Copy each record below without changing a single word.

Source data:
———

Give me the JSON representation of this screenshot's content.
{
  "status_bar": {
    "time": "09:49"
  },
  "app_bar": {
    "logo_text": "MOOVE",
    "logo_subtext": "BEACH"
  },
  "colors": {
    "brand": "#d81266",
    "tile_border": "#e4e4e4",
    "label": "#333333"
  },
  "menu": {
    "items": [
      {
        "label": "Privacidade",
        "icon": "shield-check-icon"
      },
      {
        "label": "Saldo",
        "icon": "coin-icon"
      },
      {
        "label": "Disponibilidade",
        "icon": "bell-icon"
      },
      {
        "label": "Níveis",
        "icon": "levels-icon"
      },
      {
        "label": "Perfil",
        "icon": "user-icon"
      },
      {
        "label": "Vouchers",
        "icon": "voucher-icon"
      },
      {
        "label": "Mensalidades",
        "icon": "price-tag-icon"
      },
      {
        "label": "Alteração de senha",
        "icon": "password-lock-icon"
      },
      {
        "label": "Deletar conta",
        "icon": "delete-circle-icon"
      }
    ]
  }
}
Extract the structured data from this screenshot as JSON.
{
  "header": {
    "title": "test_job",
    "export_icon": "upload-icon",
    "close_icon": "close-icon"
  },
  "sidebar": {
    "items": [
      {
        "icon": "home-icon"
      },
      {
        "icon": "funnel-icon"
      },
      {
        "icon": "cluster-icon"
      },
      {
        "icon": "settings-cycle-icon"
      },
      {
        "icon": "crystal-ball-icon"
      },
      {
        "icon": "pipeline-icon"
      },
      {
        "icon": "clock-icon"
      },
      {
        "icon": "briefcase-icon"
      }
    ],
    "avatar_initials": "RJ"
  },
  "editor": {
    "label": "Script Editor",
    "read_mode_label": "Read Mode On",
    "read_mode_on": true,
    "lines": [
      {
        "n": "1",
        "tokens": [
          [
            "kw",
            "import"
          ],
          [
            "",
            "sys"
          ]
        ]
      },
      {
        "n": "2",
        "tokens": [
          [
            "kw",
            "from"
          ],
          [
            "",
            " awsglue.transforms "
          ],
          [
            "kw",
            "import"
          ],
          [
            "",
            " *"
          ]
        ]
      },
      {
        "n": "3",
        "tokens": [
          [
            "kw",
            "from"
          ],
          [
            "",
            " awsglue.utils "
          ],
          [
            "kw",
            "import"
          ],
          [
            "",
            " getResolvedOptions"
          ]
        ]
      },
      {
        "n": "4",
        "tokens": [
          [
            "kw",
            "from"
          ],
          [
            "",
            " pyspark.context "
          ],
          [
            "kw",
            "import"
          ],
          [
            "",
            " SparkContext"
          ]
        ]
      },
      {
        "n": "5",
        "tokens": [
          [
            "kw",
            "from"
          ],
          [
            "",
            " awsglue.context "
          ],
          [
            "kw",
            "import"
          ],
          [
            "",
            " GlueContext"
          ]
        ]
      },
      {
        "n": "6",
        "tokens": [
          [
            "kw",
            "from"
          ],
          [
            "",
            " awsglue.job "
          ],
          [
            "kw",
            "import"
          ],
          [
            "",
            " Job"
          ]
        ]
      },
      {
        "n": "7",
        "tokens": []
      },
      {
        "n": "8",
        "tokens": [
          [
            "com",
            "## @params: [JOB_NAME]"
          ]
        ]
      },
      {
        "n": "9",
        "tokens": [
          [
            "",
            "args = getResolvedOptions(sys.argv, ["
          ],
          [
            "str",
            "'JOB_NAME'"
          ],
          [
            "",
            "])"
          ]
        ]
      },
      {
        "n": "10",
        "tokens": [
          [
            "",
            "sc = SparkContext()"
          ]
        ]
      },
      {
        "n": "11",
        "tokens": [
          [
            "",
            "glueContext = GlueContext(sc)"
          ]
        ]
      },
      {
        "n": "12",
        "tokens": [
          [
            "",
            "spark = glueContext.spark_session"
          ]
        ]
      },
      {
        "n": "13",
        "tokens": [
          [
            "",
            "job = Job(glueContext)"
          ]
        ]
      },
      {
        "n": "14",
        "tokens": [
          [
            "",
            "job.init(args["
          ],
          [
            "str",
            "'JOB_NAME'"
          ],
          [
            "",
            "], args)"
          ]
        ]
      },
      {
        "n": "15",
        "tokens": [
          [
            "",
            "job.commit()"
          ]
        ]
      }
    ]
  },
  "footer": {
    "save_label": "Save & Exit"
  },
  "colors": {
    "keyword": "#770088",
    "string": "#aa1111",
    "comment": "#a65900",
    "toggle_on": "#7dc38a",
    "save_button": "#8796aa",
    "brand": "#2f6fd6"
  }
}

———

Result of this task:
Give me the JSON representation of this screenshot's content.
{
  "status_bar": {
    "time": "09:49"
  },
  "app_bar": {
    "logo_text": "MOOVE",
    "logo_subtext": "BEACH"
  },
  "colors": {
    "brand": "#d81266",
    "tile_border": "#e4e4e4",
    "label": "#333333"
  },
  "menu": {
    "items": [
      {
        "label": "Privacidade",
        "icon": "shield-check-icon"
      },
      {
        "label": "Saldo",
        "icon": "coin-icon"
      },
      {
        "label": "Disponibilidade",
        "icon": "bell-icon"
      },
      {
        "label": "Níveis",
        "icon": "levels-icon"
      },
      {
        "label": "Perfil",
        "icon": "user-icon"
      },
      {
        "label": "Vouchers",
        "icon": "voucher-icon"
      },
      {
        "label": "Mensalidades",
        "icon": "price-tag-icon"
      },
      {
        "label": "Alteração de senha",
        "icon": "password-lock-icon"
      },
      {
        "label": "Deletar conta",
        "icon": "delete-circle-icon"
      }
    ]
  }
}
Extract the structured data from this screenshot as JSON.
{
  "header": {
    "title": "test_job",
    "export_icon": "upload-icon",
    "close_icon": "close-icon"
  },
  "sidebar": {
    "items": [
      {
        "icon": "home-icon"
      },
      {
        "icon": "funnel-icon"
      },
      {
        "icon": "cluster-icon"
      },
      {
        "icon": "settings-cycle-icon"
      },
      {
        "icon": "crystal-ball-icon"
      },
      {
        "icon": "pipeline-icon"
      },
      {
        "icon": "clock-icon"
      },
      {
        "icon": "briefcase-icon"
      }
    ],
    "avatar_initials": "RJ"
  },
  "editor": {
    "label": "Script Editor",
    "read_mode_label": "Read Mode On",
    "read_mode_on": true,
    "lines": [
      {
        "n": "1",
        "tokens": [
          [
            "kw",
            "import"
          ],
          [
            "",
            "sys"
          ]
        ]
      },
      {
        "n": "2",
        "tokens": [
          [
            "kw",
            "from"
          ],
          [
            "",
            " awsglue.transforms "
          ],
          [
            "kw",
            "import"
          ],
          [
            "",
            " *"
          ]
        ]
      },
      {
        "n": "3",
        "tokens": [
          [
            "kw",
            "from"
          ],
          [
            "",
            " awsglue.utils "
          ],
          [
            "kw",
            "import"
          ],
          [
            "",
            " getResolvedOptions"
          ]
        ]
      },
      {
        "n": "4",
        "tokens": [
          [
            "kw",
            "from"
          ],
          [
            "",
            " pyspark.context "
          ],
          [
            "kw",
            "import"
          ],
          [
            "",
            " SparkContext"
          ]
        ]
      },
      {
        "n": "5",
        "tokens": [
          [
            "kw",
            "from"
          ],
          [
            "",
            " awsglue.context "
          ],
          [
            "kw",
            "import"
          ],
          [
            "",
            " GlueContext"
          ]
        ]
      },
      {
        "n": "6",
        "tokens": [
          [
            "kw",
            "from"
          ],
          [
            "",
            " awsglue.job "
          ],
          [
            "kw",
            "import"
          ],
          [
            "",
            " Job"
          ]
        ]
      },
      {
        "n": "7",
        "tokens": []
      },
      {
        "n": "8",
        "tokens": [
          [
            "com",
            "## @params: [JOB_NAME]"
          ]
        ]
      },
      {
        "n": "9",
        "tokens": [
          [
            "",
            "args = getResolvedOptions(sys.argv, ["
          ],
          [
            "str",
            "'JOB_NAME'"
          ],
          [
            "",
            "])"
          ]
        ]
      },
      {
        "n": "10",
        "tokens": [
          [
            "",
            "sc = SparkContext()"
          ]
        ]
      },
      {
        "n": "11",
        "tokens": [
          [
            "",
            "glueContext = GlueContext(sc)"
          ]
        ]
      },
      {
        "n": "12",
        "tokens": [
          [
            "",
            "spark = glueContext.spark_session"
          ]
        ]
      },
      {
        "n": "13",
        "tokens": [
          [
            "",
            "job = Job(glueContext)"
          ]
        ]
      },
      {
        "n": "14",
        "tokens": [
          [
            "",
            "job.init(args["
          ],
          [
            "str",
            "'JOB_NAME'"
          ],
          [
            "",
            "], args)"
          ]
        ]
      },
      {
        "n": "15",
        "tokens": [
          [
            "",
            "job.commit()"
          ]
        ]
      }
    ]
  },
  "footer": {
    "save_label": "Save & Exit"
  },
  "colors": {
    "keyword": "#770088",
    "string": "#aa1111",
    "comment": "#a65900",
    "toggle_on": "#7dc38a",
    "save_button": "#8796aa",
    "brand": "#2f6fd6"
  }
}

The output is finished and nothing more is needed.